Dataset entries below:

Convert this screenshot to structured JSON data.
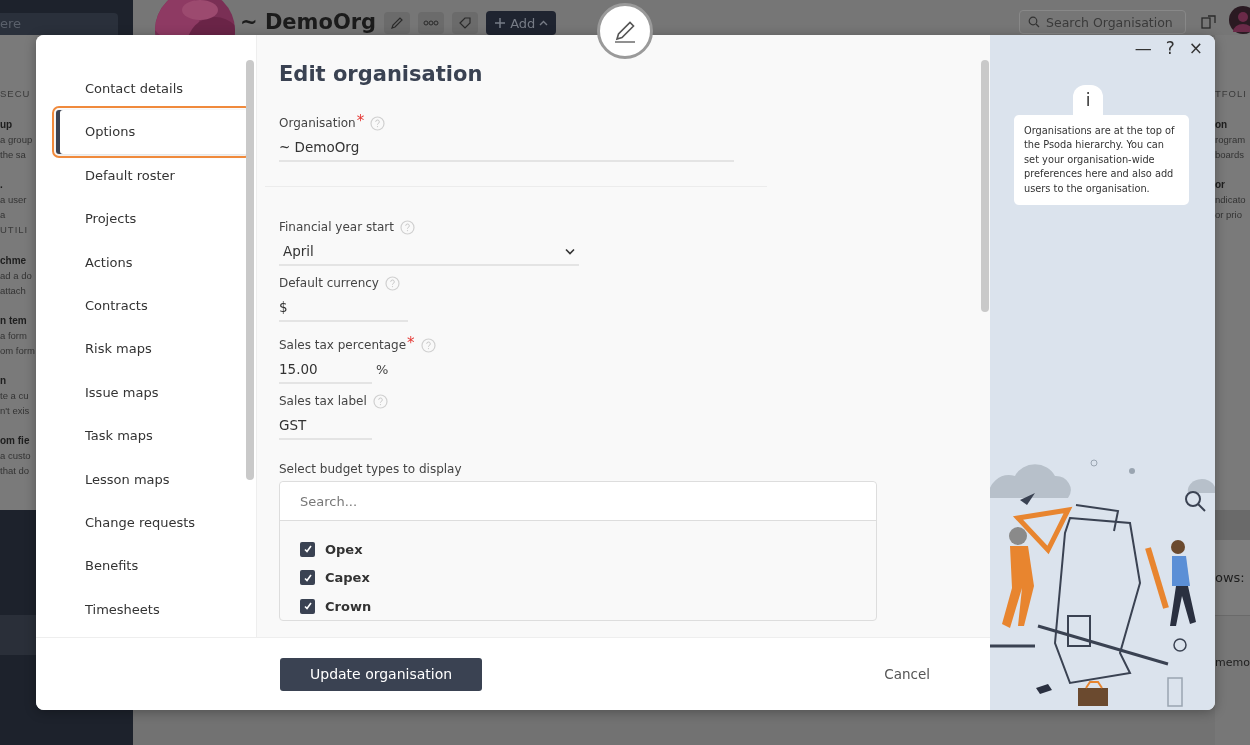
{
  "background": {
    "top_bar": {
      "search_fragment": "ere",
      "org_name": "~ DemoOrg",
      "add_button": "Add",
      "search_placeholder": "Search Organisation"
    },
    "left_fragments": [
      {
        "kind": "heading",
        "text": "SECU"
      },
      {
        "kind": "title",
        "text": "up"
      },
      {
        "kind": "text",
        "text": "a group"
      },
      {
        "kind": "text",
        "text": "the sa"
      },
      {
        "kind": "title",
        "text": "."
      },
      {
        "kind": "text",
        "text": "a user"
      },
      {
        "kind": "text",
        "text": "a"
      },
      {
        "kind": "heading",
        "text": "UTILI"
      },
      {
        "kind": "title",
        "text": "chme"
      },
      {
        "kind": "text",
        "text": "ad a do"
      },
      {
        "kind": "text",
        "text": "attach"
      },
      {
        "kind": "title",
        "text": "n tem"
      },
      {
        "kind": "text",
        "text": "a form"
      },
      {
        "kind": "text",
        "text": "om form"
      },
      {
        "kind": "title",
        "text": "n"
      },
      {
        "kind": "text",
        "text": "te a cu"
      },
      {
        "kind": "text",
        "text": "n't exis"
      },
      {
        "kind": "title",
        "text": "om fie"
      },
      {
        "kind": "text",
        "text": "a custo"
      },
      {
        "kind": "text",
        "text": "that do"
      }
    ],
    "right_fragments": [
      {
        "kind": "heading",
        "text": "TFOLI"
      },
      {
        "kind": "title",
        "text": "on"
      },
      {
        "kind": "text",
        "text": "rogram"
      },
      {
        "kind": "text",
        "text": "boards"
      },
      {
        "kind": "title",
        "text": "or"
      },
      {
        "kind": "text",
        "text": "ndicato"
      },
      {
        "kind": "text",
        "text": "or prio"
      }
    ],
    "rows_label": "ows:",
    "memo_fragment": "memo"
  },
  "modal": {
    "title": "Edit organisation",
    "window_controls": [
      "—",
      "?",
      "×"
    ],
    "nav": [
      {
        "label": "Contact details",
        "selected": false,
        "highlighted": false
      },
      {
        "label": "Options",
        "selected": true,
        "highlighted": true
      },
      {
        "label": "Default roster",
        "selected": false,
        "highlighted": false
      },
      {
        "label": "Projects",
        "selected": false,
        "highlighted": false
      },
      {
        "label": "Actions",
        "selected": false,
        "highlighted": false
      },
      {
        "label": "Contracts",
        "selected": false,
        "highlighted": false
      },
      {
        "label": "Risk maps",
        "selected": false,
        "highlighted": false
      },
      {
        "label": "Issue maps",
        "selected": false,
        "highlighted": false
      },
      {
        "label": "Task maps",
        "selected": false,
        "highlighted": false
      },
      {
        "label": "Lesson maps",
        "selected": false,
        "highlighted": false
      },
      {
        "label": "Change requests",
        "selected": false,
        "highlighted": false
      },
      {
        "label": "Benefits",
        "selected": false,
        "highlighted": false
      },
      {
        "label": "Timesheets",
        "selected": false,
        "highlighted": false
      }
    ],
    "sections": [
      {
        "fields": [
          {
            "kind": "text",
            "label": "Organisation",
            "required_mark": "*",
            "value": "~ DemoOrg"
          }
        ]
      },
      {
        "fields": [
          {
            "kind": "select",
            "label": "Financial year start",
            "value": "April"
          },
          {
            "kind": "text",
            "label": "Default currency",
            "value": "$"
          }
        ]
      },
      {
        "fields": [
          {
            "kind": "text",
            "label": "Sales tax percentage",
            "required_mark": "*",
            "value": "15.00",
            "suffix": "%"
          },
          {
            "kind": "text",
            "label": "Sales tax label",
            "value": "GST"
          }
        ]
      }
    ],
    "budget_types": {
      "label": "Select budget types to display",
      "search_placeholder": "Search...",
      "items": [
        {
          "label": "Opex",
          "checked": true
        },
        {
          "label": "Capex",
          "checked": true
        },
        {
          "label": "Crown",
          "checked": true
        }
      ]
    },
    "info": {
      "icon_text": "i",
      "text": "Organisations are at the top of the Psoda hierarchy. You can set your organisation-wide preferences here and also add users to the organisation."
    },
    "footer": {
      "submit": "Update organisation",
      "cancel": "Cancel"
    }
  }
}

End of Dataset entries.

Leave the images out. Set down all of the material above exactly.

### Reply to the exercise
Convert this screenshot to structured JSON data.
{
  "background": {
    "top_bar": {
      "search_fragment": "ere",
      "org_name": "~ DemoOrg",
      "add_button": "Add",
      "search_placeholder": "Search Organisation"
    },
    "left_fragments": [
      {
        "kind": "heading",
        "text": "SECU"
      },
      {
        "kind": "title",
        "text": "up"
      },
      {
        "kind": "text",
        "text": "a group"
      },
      {
        "kind": "text",
        "text": "the sa"
      },
      {
        "kind": "title",
        "text": "."
      },
      {
        "kind": "text",
        "text": "a user"
      },
      {
        "kind": "text",
        "text": "a"
      },
      {
        "kind": "heading",
        "text": "UTILI"
      },
      {
        "kind": "title",
        "text": "chme"
      },
      {
        "kind": "text",
        "text": "ad a do"
      },
      {
        "kind": "text",
        "text": "attach"
      },
      {
        "kind": "title",
        "text": "n tem"
      },
      {
        "kind": "text",
        "text": "a form"
      },
      {
        "kind": "text",
        "text": "om form"
      },
      {
        "kind": "title",
        "text": "n"
      },
      {
        "kind": "text",
        "text": "te a cu"
      },
      {
        "kind": "text",
        "text": "n't exis"
      },
      {
        "kind": "title",
        "text": "om fie"
      },
      {
        "kind": "text",
        "text": "a custo"
      },
      {
        "kind": "text",
        "text": "that do"
      }
    ],
    "right_fragments": [
      {
        "kind": "heading",
        "text": "TFOLI"
      },
      {
        "kind": "title",
        "text": "on"
      },
      {
        "kind": "text",
        "text": "rogram"
      },
      {
        "kind": "text",
        "text": "boards"
      },
      {
        "kind": "title",
        "text": "or"
      },
      {
        "kind": "text",
        "text": "ndicato"
      },
      {
        "kind": "text",
        "text": "or prio"
      }
    ],
    "rows_label": "ows:",
    "memo_fragment": "memo"
  },
  "modal": {
    "title": "Edit organisation",
    "window_controls": [
      "—",
      "?",
      "×"
    ],
    "nav": [
      {
        "label": "Contact details",
        "selected": false,
        "highlighted": false
      },
      {
        "label": "Options",
        "selected": true,
        "highlighted": true
      },
      {
        "label": "Default roster",
        "selected": false,
        "highlighted": false
      },
      {
        "label": "Projects",
        "selected": false,
        "highlighted": false
      },
      {
        "label": "Actions",
        "selected": false,
        "highlighted": false
      },
      {
        "label": "Contracts",
        "selected": false,
        "highlighted": false
      },
      {
        "label": "Risk maps",
        "selected": false,
        "highlighted": false
      },
      {
        "label": "Issue maps",
        "selected": false,
        "highlighted": false
      },
      {
        "label": "Task maps",
        "selected": false,
        "highlighted": false
      },
      {
        "label": "Lesson maps",
        "selected": false,
        "highlighted": false
      },
      {
        "label": "Change requests",
        "selected": false,
        "highlighted": false
      },
      {
        "label": "Benefits",
        "selected": false,
        "highlighted": false
      },
      {
        "label": "Timesheets",
        "selected": false,
        "highlighted": false
      }
    ],
    "sections": [
      {
        "fields": [
          {
            "kind": "text",
            "label": "Organisation",
            "required_mark": "*",
            "value": "~ DemoOrg"
          }
        ]
      },
      {
        "fields": [
          {
            "kind": "select",
            "label": "Financial year start",
            "value": "April"
          },
          {
            "kind": "text",
            "label": "Default currency",
            "value": "$"
          }
        ]
      },
      {
        "fields": [
          {
            "kind": "text",
            "label": "Sales tax percentage",
            "required_mark": "*",
            "value": "15.00",
            "suffix": "%"
          },
          {
            "kind": "text",
            "label": "Sales tax label",
            "value": "GST"
          }
        ]
      }
    ],
    "budget_types": {
      "label": "Select budget types to display",
      "search_placeholder": "Search...",
      "items": [
        {
          "label": "Opex",
          "checked": true
        },
        {
          "label": "Capex",
          "checked": true
        },
        {
          "label": "Crown",
          "checked": true
        }
      ]
    },
    "info": {
      "icon_text": "i",
      "text": "Organisations are at the top of the Psoda hierarchy. You can set your organisation-wide preferences here and also add users to the organisation."
    },
    "footer": {
      "submit": "Update organisation",
      "cancel": "Cancel"
    }
  }
}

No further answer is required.